Most are harmless and live naturally in the intestines of humans and other mammals without causing illness. But, there are a few strains that cause serious illness in humans when we eat or drink contaminated food or water.
Typical symptoms of E. coli infection are stomach pain and diarrhea. E. coli can also cause urinary tract infections (UTIs).
UTIs are common in children and women. By the age of five, 8% of girls and 1-2% of boys have had at least one UTI.
Women and girls tend to get UTIs more often than men and boys for two reasons:
- Women and girls have shorter urethras (where urine comes out)
- The urethra is located closer to the anus (where you have your bowel movements), which increases the chances of bacteria from the colon coming into contact with the urethra.
Usually, there are no bacteria in urine. When bacteria get into the urinary tract (the system that brings urine from your kidneys to your bladder and then out through the urethra) it can cause symptoms of fever, as well as burning and pain with urination. This is a UTI.
Most often, UTIs are caused by E. coli that get into the urinary tract from stool left on the skin around the anus after a bowel movement. Bleh.
However, some UTIs result from eating E. coli-contaminated food.
To avoid infection and the spread of E. coli, CDC suggests:
- Thoroughly cook meats and wash fresh produce before eating.
- Thoroughly wash your hands after using the restroom, changing diapers, before and after touching food, after touching animals or the areas in which animals reside.
- After using the restroom, wipe from front to back to prevent bacteria from the anus from entering the urethra.
- Avoid raw milk and unpasteurized dairy products or juices such as apple cider.
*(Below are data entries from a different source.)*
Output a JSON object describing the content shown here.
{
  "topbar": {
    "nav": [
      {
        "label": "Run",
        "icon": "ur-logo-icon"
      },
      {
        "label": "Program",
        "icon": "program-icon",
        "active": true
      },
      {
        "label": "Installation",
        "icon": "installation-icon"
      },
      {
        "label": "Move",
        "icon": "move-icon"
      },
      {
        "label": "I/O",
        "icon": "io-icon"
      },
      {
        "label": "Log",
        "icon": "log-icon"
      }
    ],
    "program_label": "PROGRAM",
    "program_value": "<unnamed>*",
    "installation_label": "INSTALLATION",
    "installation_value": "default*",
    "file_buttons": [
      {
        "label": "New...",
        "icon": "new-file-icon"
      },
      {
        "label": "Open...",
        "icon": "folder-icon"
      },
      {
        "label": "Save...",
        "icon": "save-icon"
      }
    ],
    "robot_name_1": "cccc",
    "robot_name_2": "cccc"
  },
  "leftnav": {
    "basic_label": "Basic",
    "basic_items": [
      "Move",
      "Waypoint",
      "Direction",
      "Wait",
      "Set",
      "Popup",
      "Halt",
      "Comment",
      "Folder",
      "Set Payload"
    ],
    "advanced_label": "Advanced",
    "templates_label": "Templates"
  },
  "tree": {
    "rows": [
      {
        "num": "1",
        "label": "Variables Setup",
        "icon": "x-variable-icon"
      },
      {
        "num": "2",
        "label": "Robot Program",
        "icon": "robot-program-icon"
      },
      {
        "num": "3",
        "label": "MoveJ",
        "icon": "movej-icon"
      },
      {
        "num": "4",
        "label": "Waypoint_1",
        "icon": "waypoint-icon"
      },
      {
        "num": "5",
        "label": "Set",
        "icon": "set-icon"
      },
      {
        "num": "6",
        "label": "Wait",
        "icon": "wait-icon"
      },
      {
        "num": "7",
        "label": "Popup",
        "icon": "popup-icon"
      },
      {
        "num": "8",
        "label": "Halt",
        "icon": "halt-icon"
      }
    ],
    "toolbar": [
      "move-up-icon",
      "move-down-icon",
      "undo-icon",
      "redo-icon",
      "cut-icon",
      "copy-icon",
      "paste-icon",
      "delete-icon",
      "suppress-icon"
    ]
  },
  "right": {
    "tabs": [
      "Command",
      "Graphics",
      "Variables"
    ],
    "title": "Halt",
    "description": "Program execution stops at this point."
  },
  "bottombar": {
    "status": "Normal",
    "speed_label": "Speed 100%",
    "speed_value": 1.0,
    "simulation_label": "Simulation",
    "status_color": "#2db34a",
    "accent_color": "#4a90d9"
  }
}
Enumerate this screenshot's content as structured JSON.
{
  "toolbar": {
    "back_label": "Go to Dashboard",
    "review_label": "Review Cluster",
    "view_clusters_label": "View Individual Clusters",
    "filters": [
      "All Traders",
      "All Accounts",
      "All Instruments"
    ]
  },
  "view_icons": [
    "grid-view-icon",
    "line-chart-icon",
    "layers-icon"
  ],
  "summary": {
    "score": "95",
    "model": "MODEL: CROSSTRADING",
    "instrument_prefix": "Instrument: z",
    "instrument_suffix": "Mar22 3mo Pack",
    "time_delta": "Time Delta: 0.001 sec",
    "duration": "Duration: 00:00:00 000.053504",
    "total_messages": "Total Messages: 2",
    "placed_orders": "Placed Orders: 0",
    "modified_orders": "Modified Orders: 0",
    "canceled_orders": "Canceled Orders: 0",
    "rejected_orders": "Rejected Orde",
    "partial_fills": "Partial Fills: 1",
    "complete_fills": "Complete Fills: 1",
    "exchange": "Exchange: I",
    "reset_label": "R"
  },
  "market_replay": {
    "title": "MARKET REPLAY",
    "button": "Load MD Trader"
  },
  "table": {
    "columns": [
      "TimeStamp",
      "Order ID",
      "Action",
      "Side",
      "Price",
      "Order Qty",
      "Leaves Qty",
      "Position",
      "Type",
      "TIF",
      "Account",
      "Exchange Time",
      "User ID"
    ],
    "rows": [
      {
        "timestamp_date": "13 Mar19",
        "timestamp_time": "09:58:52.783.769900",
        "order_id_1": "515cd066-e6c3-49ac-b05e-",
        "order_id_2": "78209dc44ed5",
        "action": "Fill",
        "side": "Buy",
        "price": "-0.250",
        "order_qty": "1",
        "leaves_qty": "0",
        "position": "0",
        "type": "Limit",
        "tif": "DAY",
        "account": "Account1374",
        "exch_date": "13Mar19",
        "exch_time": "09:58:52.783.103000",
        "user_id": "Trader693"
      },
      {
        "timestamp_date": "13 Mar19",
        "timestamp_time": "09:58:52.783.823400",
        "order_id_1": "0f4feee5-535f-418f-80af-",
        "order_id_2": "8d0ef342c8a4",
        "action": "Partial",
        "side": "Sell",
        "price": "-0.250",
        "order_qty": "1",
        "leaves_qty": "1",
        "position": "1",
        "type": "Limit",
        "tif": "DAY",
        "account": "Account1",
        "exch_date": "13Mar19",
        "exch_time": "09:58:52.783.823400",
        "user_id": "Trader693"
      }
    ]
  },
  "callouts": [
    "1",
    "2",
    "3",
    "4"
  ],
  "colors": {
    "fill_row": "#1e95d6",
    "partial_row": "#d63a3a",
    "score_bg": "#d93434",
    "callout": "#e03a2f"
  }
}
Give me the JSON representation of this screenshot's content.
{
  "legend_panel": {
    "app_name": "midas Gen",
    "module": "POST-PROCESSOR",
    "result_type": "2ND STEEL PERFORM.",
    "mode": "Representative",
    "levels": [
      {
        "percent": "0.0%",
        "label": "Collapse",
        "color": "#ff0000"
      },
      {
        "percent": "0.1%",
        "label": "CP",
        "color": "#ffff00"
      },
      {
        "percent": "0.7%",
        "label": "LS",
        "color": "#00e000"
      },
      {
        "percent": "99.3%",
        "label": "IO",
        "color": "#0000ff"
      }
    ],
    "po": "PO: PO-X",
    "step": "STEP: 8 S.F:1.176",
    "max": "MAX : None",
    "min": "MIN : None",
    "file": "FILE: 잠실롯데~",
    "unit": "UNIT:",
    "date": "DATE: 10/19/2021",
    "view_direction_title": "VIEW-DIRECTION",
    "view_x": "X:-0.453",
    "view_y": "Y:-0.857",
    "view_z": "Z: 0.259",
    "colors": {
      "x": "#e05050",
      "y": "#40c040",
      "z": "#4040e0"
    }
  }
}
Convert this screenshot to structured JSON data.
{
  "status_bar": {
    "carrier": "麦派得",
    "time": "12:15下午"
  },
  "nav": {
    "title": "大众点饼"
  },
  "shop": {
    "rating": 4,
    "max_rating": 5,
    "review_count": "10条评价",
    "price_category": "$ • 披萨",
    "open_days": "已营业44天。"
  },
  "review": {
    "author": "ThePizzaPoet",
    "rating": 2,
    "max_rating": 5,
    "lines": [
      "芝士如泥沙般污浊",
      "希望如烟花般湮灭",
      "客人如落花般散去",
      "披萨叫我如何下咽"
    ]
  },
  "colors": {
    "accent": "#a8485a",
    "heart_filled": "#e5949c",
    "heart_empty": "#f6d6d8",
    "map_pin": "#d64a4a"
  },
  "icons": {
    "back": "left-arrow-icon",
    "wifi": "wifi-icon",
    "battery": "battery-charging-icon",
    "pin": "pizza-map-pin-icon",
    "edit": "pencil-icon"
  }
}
- Drink plenty of fluids (except for the water in which you swim or play, as it might harbor E. coli).
No guarantees, but a little prevention might save you or your kids from lots of discomfort.